We all have something we always wanted to learn how to do. It could be a new language, or how to swim, or speak in public, or learning to code, etc. But, where is the time to learn? You’re stretched thin between work, family and friends. By the time your obligations are done, you’re tired and ready to call it a day.
If only there was a way you could learn something without taking too much time out of your day. There is good news.
According to Josh Kaufman, author of The First 20 Hours: How to Learn Anything...Fast!, with just 20 hours of focused, strategic practice, you can go from knowing absolutely nothing to performing noticeably well.
That is roughly around 40 minutes a day for a month, so what are you waiting for? Let’s see how we can do this. If you prefer listening to reading, you could skip to the video below.
Decide what you want to be able to do
This is determining your target performance level by asking yourself how good do you want or need to be. Once you know this, it’s much easier to find specific practice methods to help you get there as quickly as possible.
Your target performance level doesn’t have to be your final destination. It’s just your first milestone - a marker that lets you set a direction, and measure your progress.
Deconstruct the skill
Break down the skill in to the smallest possible sub-skills. This helps to eliminate the early feelings of overwhelm and make it easier to get started.
For example, playing golf could be split in to the following sub-skills - driving off the tee, selecting clubs, chipping out of bunkers, and putting on the green.
Determine the critical sub-skills
Identify the most important sub-skills, and practice them first. These are the ones that will give you the greatest increases in performance, and accelerate your overall rate of skill acquisition.
It’s usually not very difficult to identify the key sub-skills: just pick up a few books or training resources, and spend an hour or so skimming them. The most important techniques and ideas will appear often, in multiple sources, allowing you to establish which sub-skills are critical with more confidence.
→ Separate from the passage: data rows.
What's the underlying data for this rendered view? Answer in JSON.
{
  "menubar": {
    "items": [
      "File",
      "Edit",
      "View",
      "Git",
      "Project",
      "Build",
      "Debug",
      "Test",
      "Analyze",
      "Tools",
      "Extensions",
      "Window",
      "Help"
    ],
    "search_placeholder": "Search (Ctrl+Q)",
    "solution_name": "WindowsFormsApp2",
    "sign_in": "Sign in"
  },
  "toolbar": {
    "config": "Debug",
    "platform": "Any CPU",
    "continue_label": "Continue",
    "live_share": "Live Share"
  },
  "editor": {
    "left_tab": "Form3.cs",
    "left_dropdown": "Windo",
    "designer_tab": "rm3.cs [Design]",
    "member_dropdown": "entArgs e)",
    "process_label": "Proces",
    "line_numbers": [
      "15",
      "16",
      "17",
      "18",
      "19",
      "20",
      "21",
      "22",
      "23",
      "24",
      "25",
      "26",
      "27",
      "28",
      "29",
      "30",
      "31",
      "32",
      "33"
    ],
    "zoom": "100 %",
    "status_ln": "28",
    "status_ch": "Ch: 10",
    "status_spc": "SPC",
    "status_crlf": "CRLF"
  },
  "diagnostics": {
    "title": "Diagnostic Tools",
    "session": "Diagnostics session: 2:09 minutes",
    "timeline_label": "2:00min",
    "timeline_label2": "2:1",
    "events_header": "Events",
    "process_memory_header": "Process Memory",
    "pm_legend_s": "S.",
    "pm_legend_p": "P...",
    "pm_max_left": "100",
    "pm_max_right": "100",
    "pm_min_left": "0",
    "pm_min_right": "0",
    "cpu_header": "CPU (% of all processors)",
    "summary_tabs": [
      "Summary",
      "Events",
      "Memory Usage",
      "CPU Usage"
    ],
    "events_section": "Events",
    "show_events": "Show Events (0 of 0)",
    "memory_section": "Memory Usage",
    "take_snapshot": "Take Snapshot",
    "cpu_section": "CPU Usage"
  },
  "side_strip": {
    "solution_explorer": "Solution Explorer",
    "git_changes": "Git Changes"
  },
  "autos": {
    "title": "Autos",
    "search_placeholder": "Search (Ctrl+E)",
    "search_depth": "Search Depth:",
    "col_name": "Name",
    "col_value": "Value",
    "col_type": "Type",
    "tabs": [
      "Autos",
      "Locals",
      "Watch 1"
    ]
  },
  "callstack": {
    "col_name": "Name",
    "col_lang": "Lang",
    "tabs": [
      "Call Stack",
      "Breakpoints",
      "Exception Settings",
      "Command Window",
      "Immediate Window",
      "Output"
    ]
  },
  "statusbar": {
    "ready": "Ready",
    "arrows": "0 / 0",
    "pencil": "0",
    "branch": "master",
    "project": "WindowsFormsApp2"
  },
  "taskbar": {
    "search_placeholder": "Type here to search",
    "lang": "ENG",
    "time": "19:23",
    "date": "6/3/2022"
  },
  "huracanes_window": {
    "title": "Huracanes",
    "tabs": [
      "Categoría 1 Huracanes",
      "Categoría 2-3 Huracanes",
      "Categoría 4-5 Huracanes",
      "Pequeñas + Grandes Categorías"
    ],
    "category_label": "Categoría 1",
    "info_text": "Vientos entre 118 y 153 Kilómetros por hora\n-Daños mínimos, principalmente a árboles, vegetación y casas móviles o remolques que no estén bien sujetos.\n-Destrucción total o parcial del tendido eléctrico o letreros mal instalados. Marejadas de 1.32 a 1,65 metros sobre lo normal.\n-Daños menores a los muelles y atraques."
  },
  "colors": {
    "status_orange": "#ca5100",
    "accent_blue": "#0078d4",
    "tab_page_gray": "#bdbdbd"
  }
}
If you are learning to play a musical instrument, for example, knowing just a few chords gives you access to tons of songs. If you want to learn a new language, learn the most common 2,000 words and you'll have 80% text coverage.
Practice one sub-skill at a time
Practice learning one sub-skill at a time. Not only will the practice feel less frustrating, you’ll be able to track your progress more effectively.
Take golf as an example. Driving off the tee, hitting with an iron, chipping out of a bunker, and putting on the green are completely different sub-skills, so it’s best to practice each in isolation. Driving, using an iron, and putting happen most often, it’s probably best to practice those first.
Learn enough to get started and Self-Correct
Learn enough about each sub-skill to be able to practice intelligently and self-correct during practice. Use reference materials to catch yourself when you make a mistake, and correct yourself.
An hour or two of research is all you need: too much research is a subtle form of procrastination. Do your homework, get the core concepts, then shift to real practice as quickly as possible. Your early failures give you useful feedback about what’s really important, and accelerate the rest of your learning considerably.
For example, when learning to code, don’t wait to read 20 books on the subject before you start writing a program. Just skim through three introductory books, understand the critical concepts, and spend most of your time actually writing real programs - breaking them in to smaller parts, working on one at a time, testing and fixing bugs along the way.
Identify and remove anything (physical, mental, emotional) that distracts you from focusing on the skill you want to learn. The more effort it takes to sit down and begin, the less likely you are to practice.
Close the door. Keep your study materials where you can see them. Unplug your TV. Disconnect your internet. Mute your cell phone. Do whatever it takes to keep your attention on the task at hand.
Practice at least 20 hours
Practice the most important sub-skills deliberately for at least twenty hours. This is where most people fail - they dabble for a bit, get frustrated or distracted, then do something else.
There’s nothing magical about the 20-hour mark, and was chosen purely for psychological reasons. 20 hours is easy enough to pre-commit, and long enough to see dramatic results.
Your brain is a system built to learn: that’s what brains do. Practice, and your skills will improve extremely quickly.
Below is Josh Kaufman sharing how having his first child inspired him to approach learning in a whole new way.
h/t The First 20 Hours - Josh Kaufman